## TO DO
Your job is to return every line in the data holding the string "this".

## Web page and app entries
+-------+

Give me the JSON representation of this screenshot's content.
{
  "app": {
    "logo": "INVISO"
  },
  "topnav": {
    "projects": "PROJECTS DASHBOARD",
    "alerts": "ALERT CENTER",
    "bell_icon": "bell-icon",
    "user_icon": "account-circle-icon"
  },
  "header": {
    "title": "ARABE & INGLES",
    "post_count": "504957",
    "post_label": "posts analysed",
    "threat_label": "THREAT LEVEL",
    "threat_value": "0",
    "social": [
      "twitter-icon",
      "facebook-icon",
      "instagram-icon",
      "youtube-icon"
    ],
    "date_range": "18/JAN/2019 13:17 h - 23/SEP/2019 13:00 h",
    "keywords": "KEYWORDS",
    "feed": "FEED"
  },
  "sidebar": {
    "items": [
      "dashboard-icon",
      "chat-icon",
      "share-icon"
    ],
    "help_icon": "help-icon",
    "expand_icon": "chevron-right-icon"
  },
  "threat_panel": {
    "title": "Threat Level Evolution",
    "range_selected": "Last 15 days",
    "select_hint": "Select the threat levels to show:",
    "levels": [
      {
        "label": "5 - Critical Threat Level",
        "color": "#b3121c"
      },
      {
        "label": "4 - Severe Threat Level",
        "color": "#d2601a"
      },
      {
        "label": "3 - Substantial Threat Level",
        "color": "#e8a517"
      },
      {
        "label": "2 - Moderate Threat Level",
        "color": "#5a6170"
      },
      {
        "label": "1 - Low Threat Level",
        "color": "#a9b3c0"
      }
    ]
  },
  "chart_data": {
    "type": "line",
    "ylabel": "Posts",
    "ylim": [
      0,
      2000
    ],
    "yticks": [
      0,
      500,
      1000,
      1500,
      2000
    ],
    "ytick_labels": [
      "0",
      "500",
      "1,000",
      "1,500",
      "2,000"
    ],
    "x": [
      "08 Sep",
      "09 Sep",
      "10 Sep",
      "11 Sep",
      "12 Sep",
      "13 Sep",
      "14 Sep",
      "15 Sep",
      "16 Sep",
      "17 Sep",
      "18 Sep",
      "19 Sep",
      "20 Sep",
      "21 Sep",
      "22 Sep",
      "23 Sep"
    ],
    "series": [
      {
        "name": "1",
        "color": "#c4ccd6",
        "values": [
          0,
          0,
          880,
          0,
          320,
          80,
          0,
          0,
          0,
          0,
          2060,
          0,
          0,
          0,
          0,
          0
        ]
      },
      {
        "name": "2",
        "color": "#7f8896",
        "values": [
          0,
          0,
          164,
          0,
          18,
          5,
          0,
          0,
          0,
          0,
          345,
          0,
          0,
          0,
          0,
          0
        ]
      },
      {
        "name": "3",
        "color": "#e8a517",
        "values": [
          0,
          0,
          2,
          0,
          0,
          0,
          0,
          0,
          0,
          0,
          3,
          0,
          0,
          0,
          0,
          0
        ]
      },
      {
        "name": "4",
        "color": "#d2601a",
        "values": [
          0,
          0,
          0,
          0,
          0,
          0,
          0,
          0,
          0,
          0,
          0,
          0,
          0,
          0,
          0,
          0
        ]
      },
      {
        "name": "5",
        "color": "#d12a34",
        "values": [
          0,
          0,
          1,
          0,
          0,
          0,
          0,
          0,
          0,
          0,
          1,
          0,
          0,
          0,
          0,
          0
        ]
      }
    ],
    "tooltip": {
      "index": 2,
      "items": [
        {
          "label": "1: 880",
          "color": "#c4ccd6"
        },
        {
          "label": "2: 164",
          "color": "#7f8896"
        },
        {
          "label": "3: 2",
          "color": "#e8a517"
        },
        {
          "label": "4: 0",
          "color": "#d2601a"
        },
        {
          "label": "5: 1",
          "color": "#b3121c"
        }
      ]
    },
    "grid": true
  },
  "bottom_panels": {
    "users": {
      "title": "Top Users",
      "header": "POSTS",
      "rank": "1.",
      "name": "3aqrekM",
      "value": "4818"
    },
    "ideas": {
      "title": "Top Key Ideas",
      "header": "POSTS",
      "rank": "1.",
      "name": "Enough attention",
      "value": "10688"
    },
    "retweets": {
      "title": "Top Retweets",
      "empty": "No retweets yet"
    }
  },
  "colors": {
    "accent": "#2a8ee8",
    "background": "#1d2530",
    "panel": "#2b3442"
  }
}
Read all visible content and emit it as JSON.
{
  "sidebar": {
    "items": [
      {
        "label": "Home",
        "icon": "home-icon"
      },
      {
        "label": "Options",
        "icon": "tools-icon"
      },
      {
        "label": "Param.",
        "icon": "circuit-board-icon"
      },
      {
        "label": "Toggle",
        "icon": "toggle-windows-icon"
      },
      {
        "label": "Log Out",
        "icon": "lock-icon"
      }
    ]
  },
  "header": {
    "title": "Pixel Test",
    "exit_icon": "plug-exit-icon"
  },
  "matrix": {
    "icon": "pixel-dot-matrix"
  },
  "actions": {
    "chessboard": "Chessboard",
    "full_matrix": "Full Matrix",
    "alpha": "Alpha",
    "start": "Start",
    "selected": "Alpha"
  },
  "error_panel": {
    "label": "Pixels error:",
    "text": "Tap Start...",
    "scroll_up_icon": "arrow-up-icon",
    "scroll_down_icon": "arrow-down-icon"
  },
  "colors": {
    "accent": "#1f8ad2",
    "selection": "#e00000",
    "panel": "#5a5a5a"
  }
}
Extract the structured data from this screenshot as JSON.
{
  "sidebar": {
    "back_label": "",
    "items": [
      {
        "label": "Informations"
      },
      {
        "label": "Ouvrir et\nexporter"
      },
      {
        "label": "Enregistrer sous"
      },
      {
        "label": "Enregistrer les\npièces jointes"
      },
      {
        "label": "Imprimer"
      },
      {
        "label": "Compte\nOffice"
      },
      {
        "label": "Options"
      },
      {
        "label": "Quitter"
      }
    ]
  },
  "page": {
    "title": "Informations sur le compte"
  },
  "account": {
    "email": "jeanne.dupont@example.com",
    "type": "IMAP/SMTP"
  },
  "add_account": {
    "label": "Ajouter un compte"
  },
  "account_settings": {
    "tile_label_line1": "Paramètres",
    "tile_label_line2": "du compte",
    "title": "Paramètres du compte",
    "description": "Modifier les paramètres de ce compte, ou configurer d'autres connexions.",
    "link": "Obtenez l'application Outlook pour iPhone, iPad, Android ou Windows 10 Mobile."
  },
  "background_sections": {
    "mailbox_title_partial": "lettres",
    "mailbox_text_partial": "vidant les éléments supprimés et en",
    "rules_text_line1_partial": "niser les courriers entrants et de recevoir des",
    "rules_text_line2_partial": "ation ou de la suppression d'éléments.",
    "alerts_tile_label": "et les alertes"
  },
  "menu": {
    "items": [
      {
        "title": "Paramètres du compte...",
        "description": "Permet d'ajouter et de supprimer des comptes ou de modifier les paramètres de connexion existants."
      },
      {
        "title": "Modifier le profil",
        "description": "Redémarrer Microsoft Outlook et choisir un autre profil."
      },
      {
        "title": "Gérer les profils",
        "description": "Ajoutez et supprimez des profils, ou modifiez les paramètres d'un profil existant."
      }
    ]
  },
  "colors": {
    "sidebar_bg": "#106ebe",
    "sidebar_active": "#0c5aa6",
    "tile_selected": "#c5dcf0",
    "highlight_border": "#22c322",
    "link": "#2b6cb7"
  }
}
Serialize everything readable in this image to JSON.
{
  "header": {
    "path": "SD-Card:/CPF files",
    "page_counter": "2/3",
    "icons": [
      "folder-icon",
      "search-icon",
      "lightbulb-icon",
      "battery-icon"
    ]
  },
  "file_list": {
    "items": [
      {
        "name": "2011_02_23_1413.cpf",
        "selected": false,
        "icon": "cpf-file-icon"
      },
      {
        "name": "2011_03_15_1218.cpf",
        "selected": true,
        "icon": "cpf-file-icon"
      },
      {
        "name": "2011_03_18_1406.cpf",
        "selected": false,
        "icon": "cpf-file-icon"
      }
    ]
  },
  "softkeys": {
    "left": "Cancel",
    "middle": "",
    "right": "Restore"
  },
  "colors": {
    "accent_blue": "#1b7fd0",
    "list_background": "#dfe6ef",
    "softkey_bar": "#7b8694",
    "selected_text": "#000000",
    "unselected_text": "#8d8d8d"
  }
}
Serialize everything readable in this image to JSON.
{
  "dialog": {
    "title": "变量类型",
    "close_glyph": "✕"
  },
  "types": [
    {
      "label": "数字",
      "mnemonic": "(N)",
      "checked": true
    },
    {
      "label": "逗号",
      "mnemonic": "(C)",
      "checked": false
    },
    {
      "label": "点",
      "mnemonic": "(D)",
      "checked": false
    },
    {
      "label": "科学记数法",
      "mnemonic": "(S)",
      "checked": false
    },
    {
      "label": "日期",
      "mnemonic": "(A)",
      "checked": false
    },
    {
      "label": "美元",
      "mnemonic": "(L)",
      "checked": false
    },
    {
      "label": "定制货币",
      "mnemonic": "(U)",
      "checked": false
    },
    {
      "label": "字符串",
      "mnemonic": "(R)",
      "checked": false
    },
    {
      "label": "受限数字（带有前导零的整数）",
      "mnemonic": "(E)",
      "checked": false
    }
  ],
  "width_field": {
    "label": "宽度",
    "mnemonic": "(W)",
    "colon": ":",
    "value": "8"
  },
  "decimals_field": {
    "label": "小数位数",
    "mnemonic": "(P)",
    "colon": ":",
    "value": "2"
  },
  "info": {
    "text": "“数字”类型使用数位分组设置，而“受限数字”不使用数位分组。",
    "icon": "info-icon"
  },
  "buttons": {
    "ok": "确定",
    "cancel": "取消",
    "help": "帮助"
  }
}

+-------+

## EXPECTED ANSWER
Give me the JSON representation of this screenshot's content.
Extract the structured data from this screenshot as JSON.
Serialize everything readable in this image to JSON.
Serialize everything readable in this image to JSON.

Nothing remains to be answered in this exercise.